The Church teaches that the ordained priesthood and the baptismal priesthood of the laity are different in essence and not simply in degree. The ordained priest acts in persona, that is, in the very Person of Jesus Christ in offering the sacrifice. The sacred character received in ordination so configures a priest to Christ that He acts in His very Person. The priesthood of the laity is such that they share in Christ’s priesthood to offer sacrifice and fitting worship to the Father. The Morning Offering is the prayer that emphasizes this: all prayers, works, joys, and sufferings are offered to God in union with the sacrifice of the Mass, the true worship of God through Jesus His Son. The Mass is the same sacrifice as the sacrifice of the Cross: the Priest is the same, the offering is the same, His Body and Blood, and the altar is the same, His Sacred Humanity. The only difference is in the Mass the sacrifice is offered in unbloody fashion while on the Cross it was offered once and for all in bloody fashion.

Here’s another prayer which speaks to attributes of God, His eternity and mercy:

O my God, have toward me the mercy and liberality of enabling me to repair before I die all the losses of grace that I have had the misfortune or foolishness of bringing upon myself. Enable me to reach the height of merit and perfection to which in Your first intention You did desire to lead me, which intention I have hitherto frustrated by my infidelities. Deign to repair in souls those losses of grace they have incurred through my fault.

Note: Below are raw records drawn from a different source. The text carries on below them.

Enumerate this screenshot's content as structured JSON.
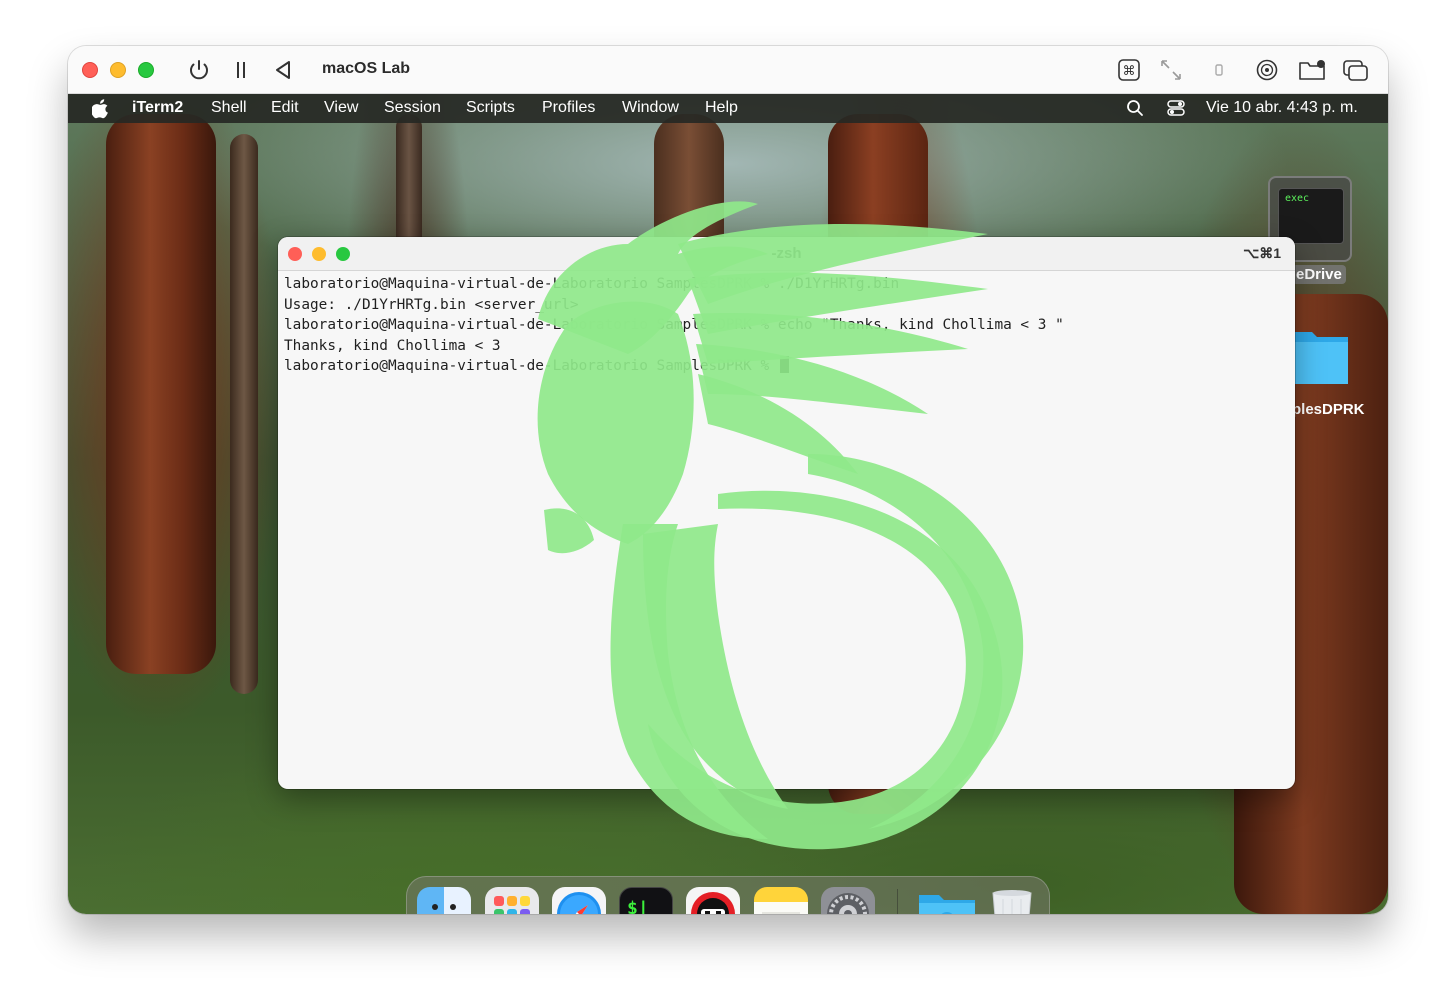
{
  "vm": {
    "title": "macOS Lab",
    "traffic_lights": {
      "close": "#ff5f57",
      "minimize": "#febc2e",
      "zoom": "#28c840"
    },
    "left_controls": [
      "power-icon",
      "pause-icon",
      "back-icon"
    ],
    "right_controls": [
      "command-key-icon",
      "resize-arrows-icon",
      "usb-icon",
      "disc-icon",
      "shared-folder-icon",
      "windows-icon"
    ]
  },
  "menubar": {
    "app_name": "iTerm2",
    "items": [
      "Shell",
      "Edit",
      "View",
      "Session",
      "Scripts",
      "Profiles",
      "Window",
      "Help"
    ],
    "clock": "Vie 10 abr.  4:43 p. m."
  },
  "terminal": {
    "title": "-zsh",
    "shortcut": "⌥⌘1",
    "lines": [
      "laboratorio@Maquina-virtual-de-Laboratorio SamplesDPRK % ./D1YrHRTg.bin",
      "Usage: ./D1YrHRTg.bin <server_url>",
      "laboratorio@Maquina-virtual-de-Laboratorio SamplesDPRK % echo \"Thanks, kind Chollima < 3 \"",
      "Thanks, kind Chollima < 3",
      "laboratorio@Maquina-virtual-de-Laboratorio SamplesDPRK % "
    ]
  },
  "desktop": {
    "thumbnail_text": "exec",
    "drive_label": "eDrive",
    "folder_label": "plesDPRK"
  },
  "dock": {
    "apps": [
      "finder",
      "launchpad",
      "safari",
      "terminal",
      "red-app",
      "notes",
      "system-settings",
      "downloads-folder",
      "trash"
    ]
  },
  "colors": {
    "watermark": "#8fe88a",
    "menubar_bg": "#262824",
    "terminal_bg": "#f7f7f7",
    "cursor": "#111111"
  }
}
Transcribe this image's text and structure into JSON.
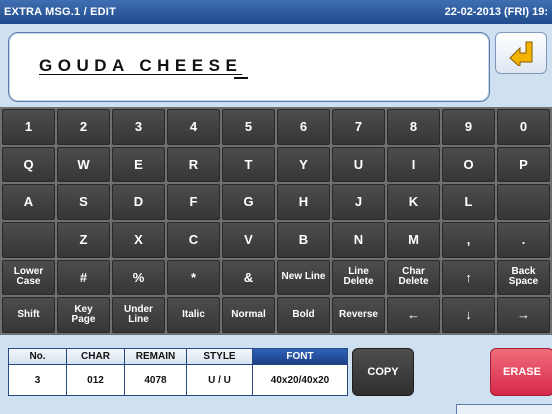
{
  "header": {
    "title": "EXTRA MSG.1 / EDIT",
    "datetime": "22-02-2013 (FRI) 19:"
  },
  "editor": {
    "text": "GOUDA CHEESE"
  },
  "keyboard": {
    "rows": [
      [
        "1",
        "2",
        "3",
        "4",
        "5",
        "6",
        "7",
        "8",
        "9",
        "0"
      ],
      [
        "Q",
        "W",
        "E",
        "R",
        "T",
        "Y",
        "U",
        "I",
        "O",
        "P"
      ],
      [
        "A",
        "S",
        "D",
        "F",
        "G",
        "H",
        "J",
        "K",
        "L",
        ""
      ],
      [
        "",
        "Z",
        "X",
        "C",
        "V",
        "B",
        "N",
        "M",
        ",",
        "."
      ],
      [
        "Lower\nCase",
        "#",
        "%",
        "*",
        "&",
        "New Line",
        "Line\nDelete",
        "Char\nDelete",
        "↑",
        "Back\nSpace"
      ],
      [
        "Shift",
        "Key\nPage",
        "Under\nLine",
        "Italic",
        "Normal",
        "Bold",
        "Reverse",
        "←",
        "↓",
        "→"
      ]
    ]
  },
  "status": {
    "no_label": "No.",
    "no_value": "3",
    "char_label": "CHAR",
    "char_value": "012",
    "remain_label": "REMAIN",
    "remain_value": "4078",
    "style_label": "STYLE",
    "style_value": "U / U",
    "font_label": "FONT",
    "font_value": "40x20/40x20"
  },
  "actions": {
    "copy_label": "COPY",
    "erase_label": "ERASE"
  },
  "colors": {
    "title_bar": "#1f4a8c",
    "background": "#cfe0f1",
    "key": "#3f3f3f",
    "erase": "#d7284a"
  },
  "icons": {
    "back": "return-arrow-icon"
  }
}
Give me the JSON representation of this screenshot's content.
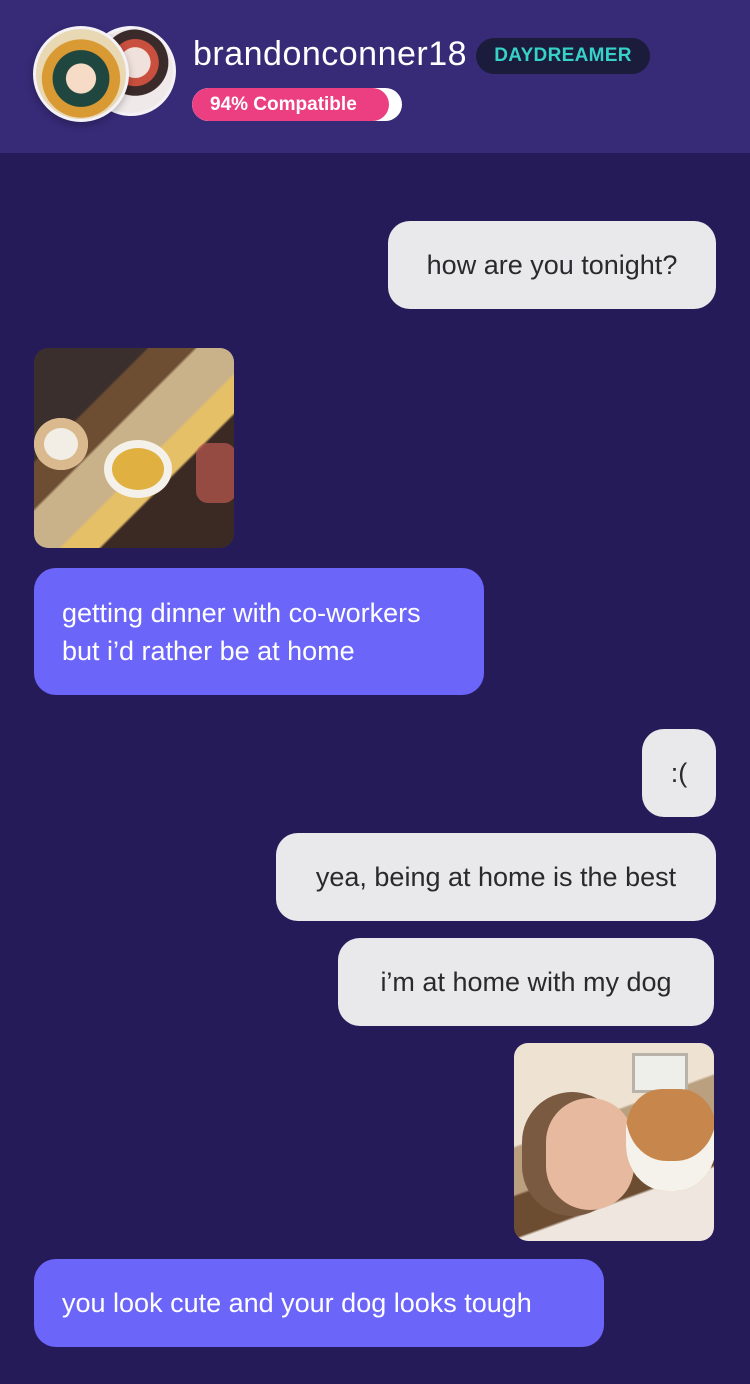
{
  "header": {
    "username": "brandonconner18",
    "badge": "DAYDREAMER",
    "compatibility_label": "94% Compatible",
    "compatibility_percent": 94,
    "avatars": [
      "avatar-user",
      "avatar-match"
    ]
  },
  "messages": [
    {
      "side": "sent",
      "text": "how are you tonight?"
    },
    {
      "side": "received",
      "type": "photo",
      "icon": "food-photo"
    },
    {
      "side": "received",
      "text": "getting dinner with co-workers but i’d rather be at home"
    },
    {
      "side": "sent",
      "text": ":("
    },
    {
      "side": "sent",
      "text": "yea, being at home is the best"
    },
    {
      "side": "sent",
      "text": "i’m at home with my dog"
    },
    {
      "side": "sent",
      "type": "photo",
      "icon": "dog-photo"
    },
    {
      "side": "received",
      "text": "you look cute and your dog looks tough"
    }
  ],
  "colors": {
    "background": "#251b59",
    "header": "#372a77",
    "received_bubble": "#6c65fa",
    "sent_bubble": "#e9e8ea",
    "badge_text": "#36d2c8",
    "compat_accent": "#ec3f82"
  }
}
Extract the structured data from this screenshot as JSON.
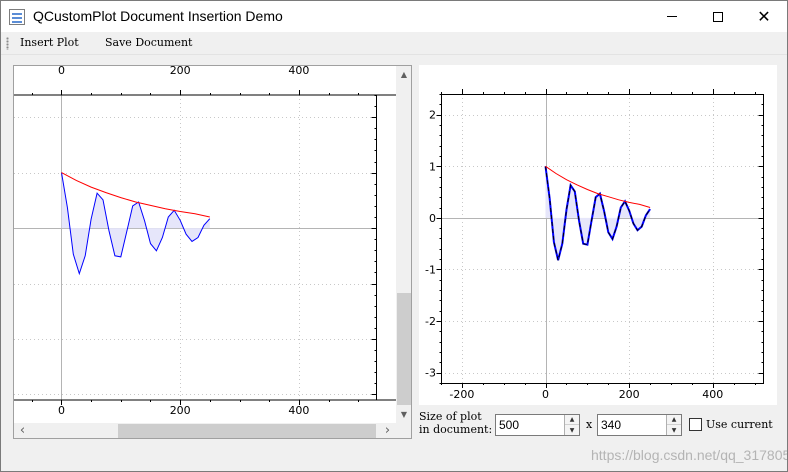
{
  "window": {
    "title": "QCustomPlot Document Insertion Demo",
    "controls": {
      "minimize": "—",
      "maximize": "□",
      "close": "✕"
    }
  },
  "toolbar": {
    "insert_label": "Insert Plot",
    "save_label": "Save Document"
  },
  "document_plot": {
    "top_ticks": [
      "0",
      "200",
      "400"
    ],
    "bottom_ticks": [
      "0",
      "200",
      "400"
    ]
  },
  "preview_plot": {
    "x_ticks": [
      "-200",
      "0",
      "200",
      "400"
    ],
    "y_ticks": [
      "2",
      "1",
      "0",
      "-1",
      "-2",
      "-3"
    ]
  },
  "size_controls": {
    "label_line1": "Size of plot",
    "label_line2": "in document:",
    "width_value": "500",
    "times": "x",
    "height_value": "340",
    "use_current_label": "Use current",
    "use_current_checked": false
  },
  "watermark": "https://blog.csdn.net/qq_31780503",
  "chart_data": [
    {
      "type": "line",
      "panel": "document",
      "series": [
        {
          "role": "data",
          "color": "#0000ff",
          "fill": "#e6e6fa",
          "x": [
            0,
            10,
            20,
            30,
            40,
            50,
            60,
            70,
            80,
            90,
            100,
            110,
            120,
            130,
            140,
            150,
            160,
            170,
            180,
            190,
            200,
            210,
            220,
            230,
            240,
            250
          ],
          "y": [
            1.0,
            0.37,
            -0.47,
            -0.82,
            -0.5,
            0.16,
            0.63,
            0.51,
            -0.05,
            -0.5,
            -0.52,
            -0.06,
            0.4,
            0.47,
            0.13,
            -0.28,
            -0.41,
            -0.17,
            0.2,
            0.32,
            0.14,
            -0.11,
            -0.24,
            -0.17,
            0.05,
            0.17
          ]
        },
        {
          "role": "envelope",
          "color": "#ff0000",
          "x": [
            0,
            25,
            50,
            75,
            100,
            125,
            150,
            175,
            200,
            225,
            250
          ],
          "y": [
            1.0,
            0.86,
            0.74,
            0.64,
            0.55,
            0.47,
            0.41,
            0.35,
            0.3,
            0.26,
            0.2
          ]
        }
      ],
      "xlim": [
        -80,
        530
      ],
      "ylim": [
        -3.1,
        2.4
      ],
      "x_ticks": [
        0,
        200,
        400
      ],
      "grid": true
    },
    {
      "type": "line",
      "panel": "preview",
      "series": [
        {
          "role": "data",
          "color": "#0000ff",
          "fill": "#e6e6fa",
          "x": [
            0,
            10,
            20,
            30,
            40,
            50,
            60,
            70,
            80,
            90,
            100,
            110,
            120,
            130,
            140,
            150,
            160,
            170,
            180,
            190,
            200,
            210,
            220,
            230,
            240,
            250
          ],
          "y": [
            1.0,
            0.37,
            -0.47,
            -0.82,
            -0.5,
            0.16,
            0.63,
            0.51,
            -0.05,
            -0.5,
            -0.52,
            -0.06,
            0.4,
            0.47,
            0.13,
            -0.28,
            -0.41,
            -0.17,
            0.2,
            0.32,
            0.14,
            -0.11,
            -0.24,
            -0.17,
            0.05,
            0.17
          ]
        },
        {
          "role": "envelope",
          "color": "#ff0000",
          "x": [
            0,
            25,
            50,
            75,
            100,
            125,
            150,
            175,
            200,
            225,
            250
          ],
          "y": [
            1.0,
            0.86,
            0.74,
            0.64,
            0.55,
            0.47,
            0.41,
            0.35,
            0.3,
            0.26,
            0.2
          ]
        }
      ],
      "xlim": [
        -250,
        520
      ],
      "ylim": [
        -3.2,
        2.4
      ],
      "x_ticks": [
        -200,
        0,
        200,
        400
      ],
      "y_ticks": [
        2,
        1,
        0,
        -1,
        -2,
        -3
      ],
      "grid": true
    }
  ]
}
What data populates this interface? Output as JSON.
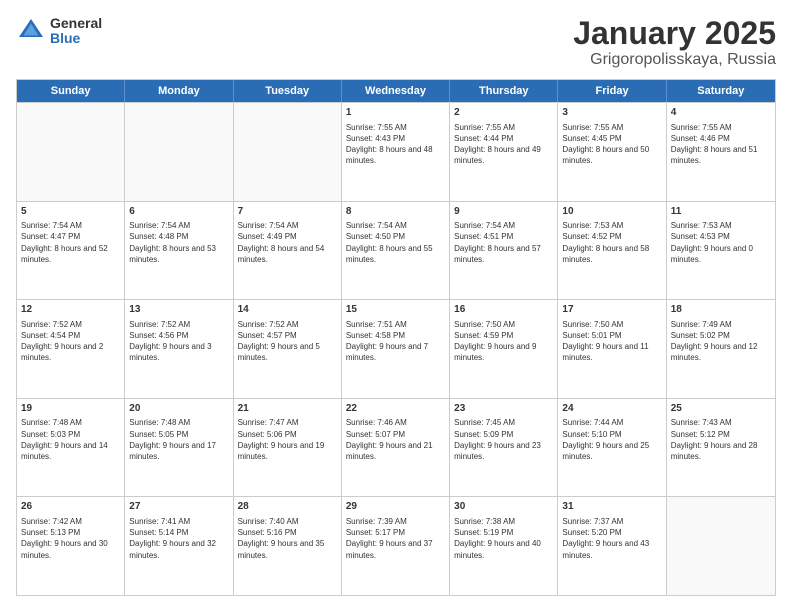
{
  "logo": {
    "general": "General",
    "blue": "Blue"
  },
  "title": {
    "month": "January 2025",
    "location": "Grigoropolisskaya, Russia"
  },
  "header": {
    "days": [
      "Sunday",
      "Monday",
      "Tuesday",
      "Wednesday",
      "Thursday",
      "Friday",
      "Saturday"
    ]
  },
  "rows": [
    [
      {
        "day": "",
        "info": "",
        "empty": true
      },
      {
        "day": "",
        "info": "",
        "empty": true
      },
      {
        "day": "",
        "info": "",
        "empty": true
      },
      {
        "day": "1",
        "info": "Sunrise: 7:55 AM\nSunset: 4:43 PM\nDaylight: 8 hours and 48 minutes.",
        "empty": false
      },
      {
        "day": "2",
        "info": "Sunrise: 7:55 AM\nSunset: 4:44 PM\nDaylight: 8 hours and 49 minutes.",
        "empty": false
      },
      {
        "day": "3",
        "info": "Sunrise: 7:55 AM\nSunset: 4:45 PM\nDaylight: 8 hours and 50 minutes.",
        "empty": false
      },
      {
        "day": "4",
        "info": "Sunrise: 7:55 AM\nSunset: 4:46 PM\nDaylight: 8 hours and 51 minutes.",
        "empty": false
      }
    ],
    [
      {
        "day": "5",
        "info": "Sunrise: 7:54 AM\nSunset: 4:47 PM\nDaylight: 8 hours and 52 minutes.",
        "empty": false
      },
      {
        "day": "6",
        "info": "Sunrise: 7:54 AM\nSunset: 4:48 PM\nDaylight: 8 hours and 53 minutes.",
        "empty": false
      },
      {
        "day": "7",
        "info": "Sunrise: 7:54 AM\nSunset: 4:49 PM\nDaylight: 8 hours and 54 minutes.",
        "empty": false
      },
      {
        "day": "8",
        "info": "Sunrise: 7:54 AM\nSunset: 4:50 PM\nDaylight: 8 hours and 55 minutes.",
        "empty": false
      },
      {
        "day": "9",
        "info": "Sunrise: 7:54 AM\nSunset: 4:51 PM\nDaylight: 8 hours and 57 minutes.",
        "empty": false
      },
      {
        "day": "10",
        "info": "Sunrise: 7:53 AM\nSunset: 4:52 PM\nDaylight: 8 hours and 58 minutes.",
        "empty": false
      },
      {
        "day": "11",
        "info": "Sunrise: 7:53 AM\nSunset: 4:53 PM\nDaylight: 9 hours and 0 minutes.",
        "empty": false
      }
    ],
    [
      {
        "day": "12",
        "info": "Sunrise: 7:52 AM\nSunset: 4:54 PM\nDaylight: 9 hours and 2 minutes.",
        "empty": false
      },
      {
        "day": "13",
        "info": "Sunrise: 7:52 AM\nSunset: 4:56 PM\nDaylight: 9 hours and 3 minutes.",
        "empty": false
      },
      {
        "day": "14",
        "info": "Sunrise: 7:52 AM\nSunset: 4:57 PM\nDaylight: 9 hours and 5 minutes.",
        "empty": false
      },
      {
        "day": "15",
        "info": "Sunrise: 7:51 AM\nSunset: 4:58 PM\nDaylight: 9 hours and 7 minutes.",
        "empty": false
      },
      {
        "day": "16",
        "info": "Sunrise: 7:50 AM\nSunset: 4:59 PM\nDaylight: 9 hours and 9 minutes.",
        "empty": false
      },
      {
        "day": "17",
        "info": "Sunrise: 7:50 AM\nSunset: 5:01 PM\nDaylight: 9 hours and 11 minutes.",
        "empty": false
      },
      {
        "day": "18",
        "info": "Sunrise: 7:49 AM\nSunset: 5:02 PM\nDaylight: 9 hours and 12 minutes.",
        "empty": false
      }
    ],
    [
      {
        "day": "19",
        "info": "Sunrise: 7:48 AM\nSunset: 5:03 PM\nDaylight: 9 hours and 14 minutes.",
        "empty": false
      },
      {
        "day": "20",
        "info": "Sunrise: 7:48 AM\nSunset: 5:05 PM\nDaylight: 9 hours and 17 minutes.",
        "empty": false
      },
      {
        "day": "21",
        "info": "Sunrise: 7:47 AM\nSunset: 5:06 PM\nDaylight: 9 hours and 19 minutes.",
        "empty": false
      },
      {
        "day": "22",
        "info": "Sunrise: 7:46 AM\nSunset: 5:07 PM\nDaylight: 9 hours and 21 minutes.",
        "empty": false
      },
      {
        "day": "23",
        "info": "Sunrise: 7:45 AM\nSunset: 5:09 PM\nDaylight: 9 hours and 23 minutes.",
        "empty": false
      },
      {
        "day": "24",
        "info": "Sunrise: 7:44 AM\nSunset: 5:10 PM\nDaylight: 9 hours and 25 minutes.",
        "empty": false
      },
      {
        "day": "25",
        "info": "Sunrise: 7:43 AM\nSunset: 5:12 PM\nDaylight: 9 hours and 28 minutes.",
        "empty": false
      }
    ],
    [
      {
        "day": "26",
        "info": "Sunrise: 7:42 AM\nSunset: 5:13 PM\nDaylight: 9 hours and 30 minutes.",
        "empty": false
      },
      {
        "day": "27",
        "info": "Sunrise: 7:41 AM\nSunset: 5:14 PM\nDaylight: 9 hours and 32 minutes.",
        "empty": false
      },
      {
        "day": "28",
        "info": "Sunrise: 7:40 AM\nSunset: 5:16 PM\nDaylight: 9 hours and 35 minutes.",
        "empty": false
      },
      {
        "day": "29",
        "info": "Sunrise: 7:39 AM\nSunset: 5:17 PM\nDaylight: 9 hours and 37 minutes.",
        "empty": false
      },
      {
        "day": "30",
        "info": "Sunrise: 7:38 AM\nSunset: 5:19 PM\nDaylight: 9 hours and 40 minutes.",
        "empty": false
      },
      {
        "day": "31",
        "info": "Sunrise: 7:37 AM\nSunset: 5:20 PM\nDaylight: 9 hours and 43 minutes.",
        "empty": false
      },
      {
        "day": "",
        "info": "",
        "empty": true
      }
    ]
  ]
}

This is quoted in Father Antonio Royo Marin’s The Great Unknown, in the section on making reparation for our infidelities. He found this prayer in Auguste Saudreau’s, The Ideal of a Fervent Soul. People often say, “You can’t undo the past.” In the spiritual life you can, because of God’s mercy and power and hence lost graces can be recovered if God so grants. He of course is not bound by time or our limitations of time and space. God knows us and loves us from all eternity. His plan for us is from all eternity. See Ephesians 1:3